For anyone who’s ever toyed with the idea of quitting their full-time job and working independently, CNBC speaks with two successful freelancers who’ve been there and done that.
Jon Yongfook Cockle, is a Singapore-based entrepreneur and software engineer who has founded several software companies such as Beatrix and Pitchpigeon, some of which were successfully acquired.
He had also spent the last two years as a digital nomad, rotating between sandy beaches and Asian cities which were his offices, and stayed in hotels where chores were never a concern.
“I travel from country to country and when I get the urge to explore another country and work there, I simply just go,” Cockle told CNBC.
“That’s the kind of independence you don’t get with a typical office job.”
Another expert, Jon Myers a digital product designer says he functions like a proper company, is able to scale up if a project calls for it, and customers who work with him also get to “plug into [his] network of A-list talents.”
Myers has worked on various freelance projects from biotech to finance, and his most recent project was for a venture capital firm in Vietnam, where he helped to design a new digital bank from scratch.
Myers and Cockle are not exceptions to the norm.
“Freelancers are an important part of today’s workforce,” says Rahul Shinghal, general manager of Southeast Asia at PayPal, which also provides a payment services and ‘seller protection’ for freelancers.
“They add immense value to the global economy and provide high quality work at competitive rates,” says Shinghal.
Tip 1: Where to set base?
Cockle said he enjoyed being location-independent and could work from anywhere with an internet connection.
His advice is for freelancers to find a country with a low-cost of living.

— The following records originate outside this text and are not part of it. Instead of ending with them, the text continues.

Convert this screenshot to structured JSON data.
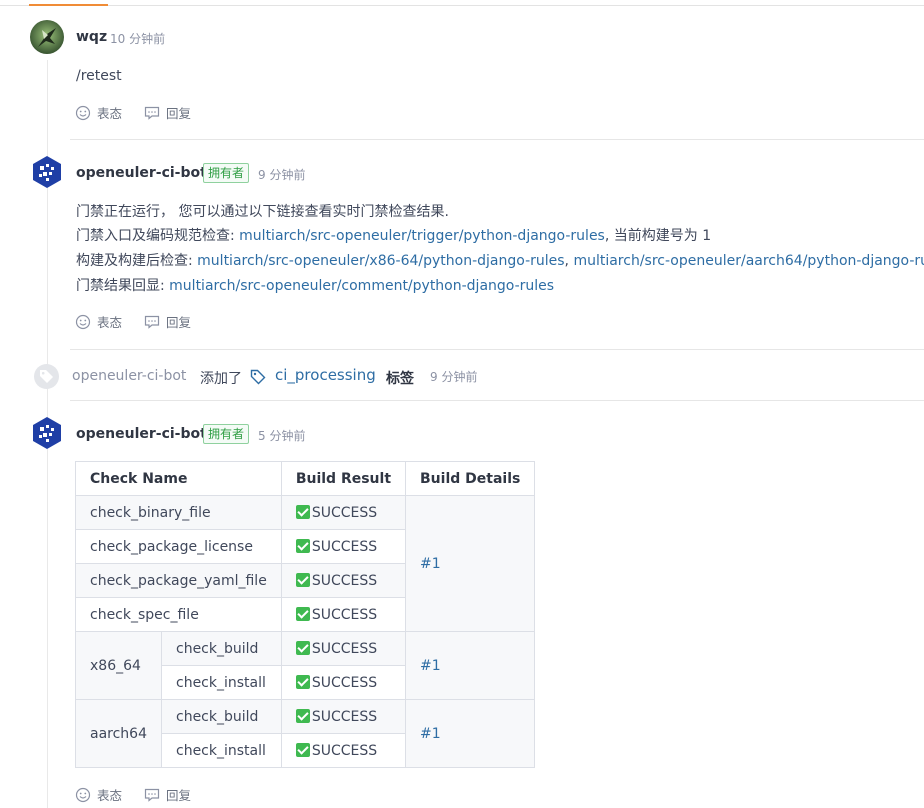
{
  "colors": {
    "accent": "#f08c36",
    "link": "#2e6da4",
    "owner_badge": "#2f9e44",
    "success": "#3fb950"
  },
  "comments": [
    {
      "username": "wqz",
      "time": "10 分钟前",
      "body": "/retest",
      "actions": {
        "react": "表态",
        "reply": "回复"
      }
    },
    {
      "username": "openeuler-ci-bot",
      "badge": "拥有者",
      "time": "9 分钟前",
      "lines": {
        "line1": "门禁正在运行， 您可以通过以下链接查看实时门禁检查结果.",
        "line2_prefix": "门禁入口及编码规范检查: ",
        "line2_link": "multiarch/src-openeuler/trigger/python-django-rules",
        "line2_suffix": ", 当前构建号为 1",
        "line3_prefix": "构建及构建后检查: ",
        "line3_link1": "multiarch/src-openeuler/x86-64/python-django-rules",
        "line3_sep": ", ",
        "line3_link2": "multiarch/src-openeuler/aarch64/python-django-ru",
        "line4_prefix": "门禁结果回显: ",
        "line4_link": "multiarch/src-openeuler/comment/python-django-rules"
      },
      "actions": {
        "react": "表态",
        "reply": "回复"
      }
    },
    {
      "username": "openeuler-ci-bot",
      "badge": "拥有者",
      "time": "5 分钟前",
      "table": {
        "headers": [
          "Check Name",
          "Build Result",
          "Build Details"
        ],
        "rows": [
          {
            "name": "check_binary_file",
            "result": "SUCCESS"
          },
          {
            "name": "check_package_license",
            "result": "SUCCESS"
          },
          {
            "name": "check_package_yaml_file",
            "result": "SUCCESS"
          },
          {
            "name": "check_spec_file",
            "result": "SUCCESS"
          }
        ],
        "details_1": "#1",
        "x86": {
          "arch": "x86_64",
          "build": "check_build",
          "install": "check_install",
          "build_result": "SUCCESS",
          "install_result": "SUCCESS",
          "details": "#1"
        },
        "aarch": {
          "arch": "aarch64",
          "build": "check_build",
          "install": "check_install",
          "build_result": "SUCCESS",
          "install_result": "SUCCESS",
          "details": "#1"
        }
      },
      "actions": {
        "react": "表态",
        "reply": "回复"
      }
    }
  ],
  "label_event": {
    "user": "openeuler-ci-bot",
    "verb": "添加了",
    "tag": "ci_processing",
    "tag_word": "标签",
    "time": "9 分钟前"
  }
}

“The benefit of being location-independent is you can earn your money online in dollars, but live in a country where things are cheap,” says Cockle, who had worked in various cities, from beaches of Koh Samui in Thailand to the rolling hills of Cameron Highlands in Malaysia.
Tip 2: How to get projects rolling
Cockle adds that freelancers “must have a basic level of self-promotion figured out” which include having an online portfolio and “getting out there and speak at events.”
Meanwhile, Myer said nearly all the ‘breaks’ he received were the result of just building relationships.
Both expert freelancers said it is important to write for publications or even to blog about the related industry.
Myers’ most important tip for impressing clients is simple: have processes.
“You don’t need a fancy website, slick business cards, or a huge portfolio to land projects,” said Jon Myers. “You just need processes, from the sales process to managing the project to handing over the deliverables.”
“The more you map out your processes, the easier it is for the client to understand the value you create,” Myers added.
Tip 3: Work-life balance?
Myers works eight hours daily, but with the flexibility of being able to schedule activities however he likes. He also has a time management technique in which he sets aside a distraction-free 45 minutes of focused work.
The important part of being distraction-free is to keep all social media apps turned off, he says.
“I wake up early and work from around 7am to 12pm, and take the rest of the day off to explore whatever country I’m in,” said Cockle, but cautions freelancers to make the distinction between work and play.
There are also pitfalls to the freelancers’ lifestyle.
Myers says some of the pitfalls include the “irregularities and ups and downs.”
“Some people find it lonely,” said Cockle. “I think it does suit a certain personality type, the folks who are fine with being by themselves for extended periods of time, but also enjoy being around others whenever possible.”
Tip 4: Understand where the demand is, find a niche
Mobile app developers are the most in demand in the freelancers market, according to Jon Yongfook Cockle. He explains that with the increasing penetration of smartphones, more and more firms will want to have a strong presence on mobile channels.
But having a niche and being known for it as a freelancer, will turn the tables around, says Cockle.
“When clients come to you with projects, you’ll know that you’re one of the best for the job, rather than it being a choice between you and 10,000 other freelancers,” he notes.
Myers tells CNBC that there is demand for coders, copywriters, marketers and designers, but says that critical thinking must be infused into one’s approach.
Tip 5: Accept the payment you think you deserve
Cockle is not a fan of freelance job marketplaces, some of which work on a bidding process.
“Those websites drill into clients the “paid per hour” mentality and the last thing you want to do is try to compete on price,” he says.
“That’s why it’s best to have a niche, where there aren’t many people around who can fill the need.”
Jon Myers reminds aspiring freelancers that “you’re investing in yourself in an uncertain world.”
“You don’t hit earning ceilings or salary cap, it’s all entirely up to you,” he adds.